» Activity
Retype the following data exactly, but leave its pictures out.

» Excerpts from a dataset
------------------------------------------------
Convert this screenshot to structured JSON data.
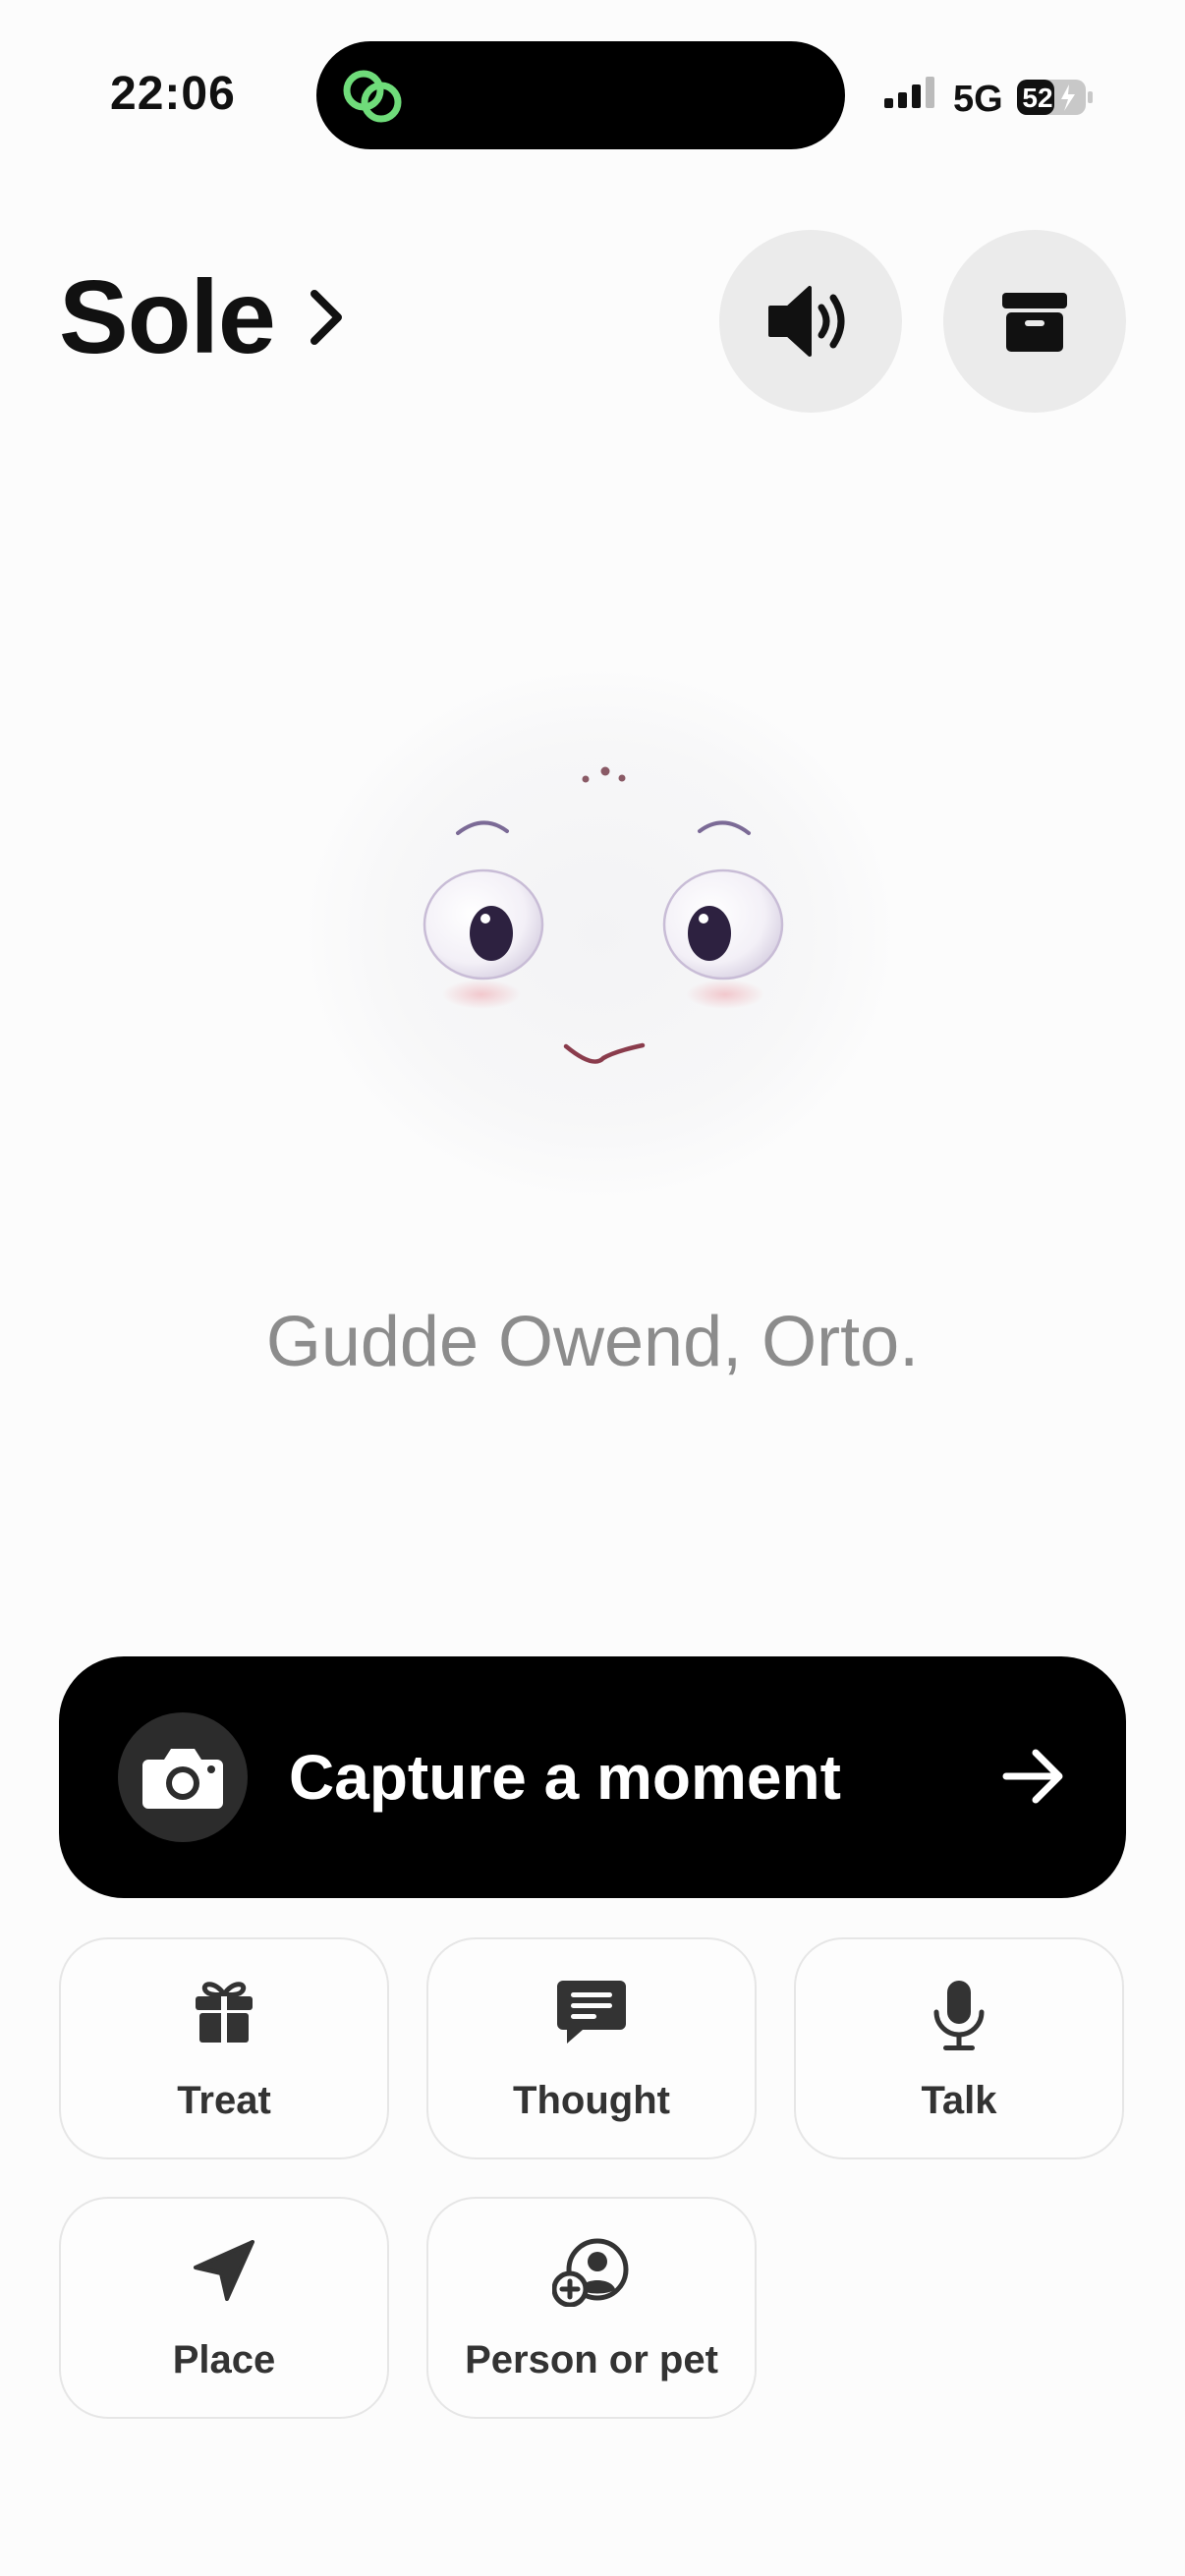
{
  "status_bar": {
    "time": "22:06",
    "network": "5G",
    "battery": "52"
  },
  "header": {
    "title": "Sole"
  },
  "greeting": "Gudde Owend, Orto.",
  "capture": {
    "label": "Capture a moment"
  },
  "actions": [
    {
      "label": "Treat",
      "icon": "gift-icon"
    },
    {
      "label": "Thought",
      "icon": "chat-bubble-icon"
    },
    {
      "label": "Talk",
      "icon": "microphone-icon"
    },
    {
      "label": "Place",
      "icon": "location-arrow-icon"
    },
    {
      "label": "Person or pet",
      "icon": "add-person-icon"
    }
  ],
  "colors": {
    "island_icon": "#6fdc7a",
    "capture_bg": "#000000",
    "greeting": "#8c8c8c",
    "circle_button": "#ebebeb"
  }
}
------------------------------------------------
» Response for this exercise
Convert this screenshot to structured JSON data.
{
  "status_bar": {
    "time": "22:06",
    "network": "5G",
    "battery": "52"
  },
  "header": {
    "title": "Sole"
  },
  "greeting": "Gudde Owend, Orto.",
  "capture": {
    "label": "Capture a moment"
  },
  "actions": [
    {
      "label": "Treat",
      "icon": "gift-icon"
    },
    {
      "label": "Thought",
      "icon": "chat-bubble-icon"
    },
    {
      "label": "Talk",
      "icon": "microphone-icon"
    },
    {
      "label": "Place",
      "icon": "location-arrow-icon"
    },
    {
      "label": "Person or pet",
      "icon": "add-person-icon"
    }
  ],
  "colors": {
    "island_icon": "#6fdc7a",
    "capture_bg": "#000000",
    "greeting": "#8c8c8c",
    "circle_button": "#ebebeb"
  }
}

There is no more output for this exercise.